We left the next day after more lion tracking. On our drive, Thursday, from Hobatere Conservancy which borders Etosha National Park and into Etosha and back to Okonjima, temperatures reached 38.5 degrees. In the dry plains of Etosha we saw dust devils. One was large enough to span the area I imagine a tornado would upon touch down. A dust devil doesn’t seem to have the power of a tornado (no cows flying around within) but I would not want to test that theory and be outside the vehicle while one was surrounding us. Dust would be in every orifice of your body.
Friday morning we woke up bright and early to go for a 32 km bike ride through the nature reserve with Luigi (Rosalea’s husband). Luigi goes for a bike ride almost every morning for 2 to 3 hours. This is his “training” as he “cycles” in the Cape Argus at the beginning of March in South Africa. Two and a half hours fly by when you’re viewing giraffe, herds of wildebeest, eland, impala, springbok, zebra and troops of baboons. Very special. We had to keep an eye out for wild dog, but the park only has 4 in the 22,000 hectares and we didn’t see them. It’s a lucky life one has to be able to enjoy this every morning. It was one of the best game drives we have ever had. We had dinner with the extended family group. Rosalea and Luigi’s children were picked up from boarding school for the weekend so it was an animated group.
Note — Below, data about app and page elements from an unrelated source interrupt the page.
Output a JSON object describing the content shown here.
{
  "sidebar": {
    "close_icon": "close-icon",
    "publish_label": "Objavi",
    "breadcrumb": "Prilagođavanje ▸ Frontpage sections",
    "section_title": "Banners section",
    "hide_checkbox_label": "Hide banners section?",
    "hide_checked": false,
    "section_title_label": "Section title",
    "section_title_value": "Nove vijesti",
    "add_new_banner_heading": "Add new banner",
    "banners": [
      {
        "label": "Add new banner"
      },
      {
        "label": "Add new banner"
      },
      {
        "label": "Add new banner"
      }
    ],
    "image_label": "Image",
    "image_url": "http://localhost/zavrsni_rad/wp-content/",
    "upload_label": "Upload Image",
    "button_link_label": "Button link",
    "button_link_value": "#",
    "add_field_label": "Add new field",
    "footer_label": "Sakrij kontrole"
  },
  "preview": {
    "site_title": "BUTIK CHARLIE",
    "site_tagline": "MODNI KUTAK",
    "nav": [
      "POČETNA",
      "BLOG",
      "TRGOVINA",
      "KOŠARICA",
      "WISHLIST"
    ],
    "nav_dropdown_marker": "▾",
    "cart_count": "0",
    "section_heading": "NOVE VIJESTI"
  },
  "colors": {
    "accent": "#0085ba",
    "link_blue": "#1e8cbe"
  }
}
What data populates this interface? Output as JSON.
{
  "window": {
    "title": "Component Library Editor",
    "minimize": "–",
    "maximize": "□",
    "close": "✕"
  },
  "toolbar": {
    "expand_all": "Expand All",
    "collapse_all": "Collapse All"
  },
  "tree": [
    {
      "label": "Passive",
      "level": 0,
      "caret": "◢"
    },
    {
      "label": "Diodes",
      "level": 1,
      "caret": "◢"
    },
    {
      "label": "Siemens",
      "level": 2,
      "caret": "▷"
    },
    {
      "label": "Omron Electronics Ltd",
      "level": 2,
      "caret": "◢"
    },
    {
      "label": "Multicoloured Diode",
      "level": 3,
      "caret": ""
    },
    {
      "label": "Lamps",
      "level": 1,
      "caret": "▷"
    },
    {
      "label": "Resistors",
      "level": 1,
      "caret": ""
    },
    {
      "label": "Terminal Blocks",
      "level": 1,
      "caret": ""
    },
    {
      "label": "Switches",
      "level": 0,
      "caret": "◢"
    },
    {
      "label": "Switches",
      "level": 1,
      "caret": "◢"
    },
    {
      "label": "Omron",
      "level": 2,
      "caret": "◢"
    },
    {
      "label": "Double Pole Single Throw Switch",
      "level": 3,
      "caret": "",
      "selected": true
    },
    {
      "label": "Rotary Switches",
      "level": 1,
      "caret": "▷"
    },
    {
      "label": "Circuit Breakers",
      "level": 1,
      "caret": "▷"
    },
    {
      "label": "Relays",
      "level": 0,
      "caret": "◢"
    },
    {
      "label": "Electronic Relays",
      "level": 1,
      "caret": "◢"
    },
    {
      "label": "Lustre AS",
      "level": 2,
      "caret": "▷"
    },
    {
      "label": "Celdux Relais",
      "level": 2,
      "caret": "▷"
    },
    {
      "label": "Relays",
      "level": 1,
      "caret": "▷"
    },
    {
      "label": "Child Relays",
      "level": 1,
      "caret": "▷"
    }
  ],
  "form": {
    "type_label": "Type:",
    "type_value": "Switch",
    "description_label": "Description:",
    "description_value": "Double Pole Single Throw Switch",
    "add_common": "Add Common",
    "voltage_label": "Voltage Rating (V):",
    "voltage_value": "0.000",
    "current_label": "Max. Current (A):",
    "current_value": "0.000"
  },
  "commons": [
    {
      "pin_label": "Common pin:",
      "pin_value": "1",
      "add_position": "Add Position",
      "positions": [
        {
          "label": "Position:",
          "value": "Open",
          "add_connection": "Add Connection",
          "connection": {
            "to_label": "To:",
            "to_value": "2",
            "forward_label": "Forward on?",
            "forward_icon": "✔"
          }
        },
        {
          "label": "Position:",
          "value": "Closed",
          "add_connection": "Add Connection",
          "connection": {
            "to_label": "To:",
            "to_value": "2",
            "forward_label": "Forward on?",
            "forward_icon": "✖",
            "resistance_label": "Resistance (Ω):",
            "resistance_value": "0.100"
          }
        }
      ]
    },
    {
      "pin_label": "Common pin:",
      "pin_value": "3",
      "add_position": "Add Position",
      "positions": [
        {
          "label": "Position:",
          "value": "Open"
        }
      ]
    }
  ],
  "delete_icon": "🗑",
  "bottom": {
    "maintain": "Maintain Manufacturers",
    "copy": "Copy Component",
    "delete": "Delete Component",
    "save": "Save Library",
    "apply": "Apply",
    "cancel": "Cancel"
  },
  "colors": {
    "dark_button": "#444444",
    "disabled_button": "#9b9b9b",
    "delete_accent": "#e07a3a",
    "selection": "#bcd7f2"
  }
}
Janek (Tammy and Uwe’s son) had just earned his helicopter pilot’s licence and so we supplied the bubbly. Yolandi (Wayne’s partner) cooked. Karin (Tristan Boehme’s step Mom) supplied dessert, lemon cake. It was a wonderful evening with our Namibian family.
Saturday we decided to sleep in. Enjoy the oryx at the watering hole from our bed. We watched a big warthog go for a dip. Then we had brunch, packed and loaded up and stopped at “headquarters” as everyone was arriving for a big Saturday lunch – casual on their day off. The kids were swimming and watching movies. The dogs were playing ball and going in the pool. The ‘braai’ smelled yummy (steak and boerwors). Roasted potatoes, salads, buns, veggies and and and. We needed to go. We had a 3 hour drive ahead of us to the Windhoek Airport. We hugged, promised we’d be back, invited them to visit Canada, and were off.
The dust of Africa coating our rental car and flowing through our blood.
Shirley and Paul Martins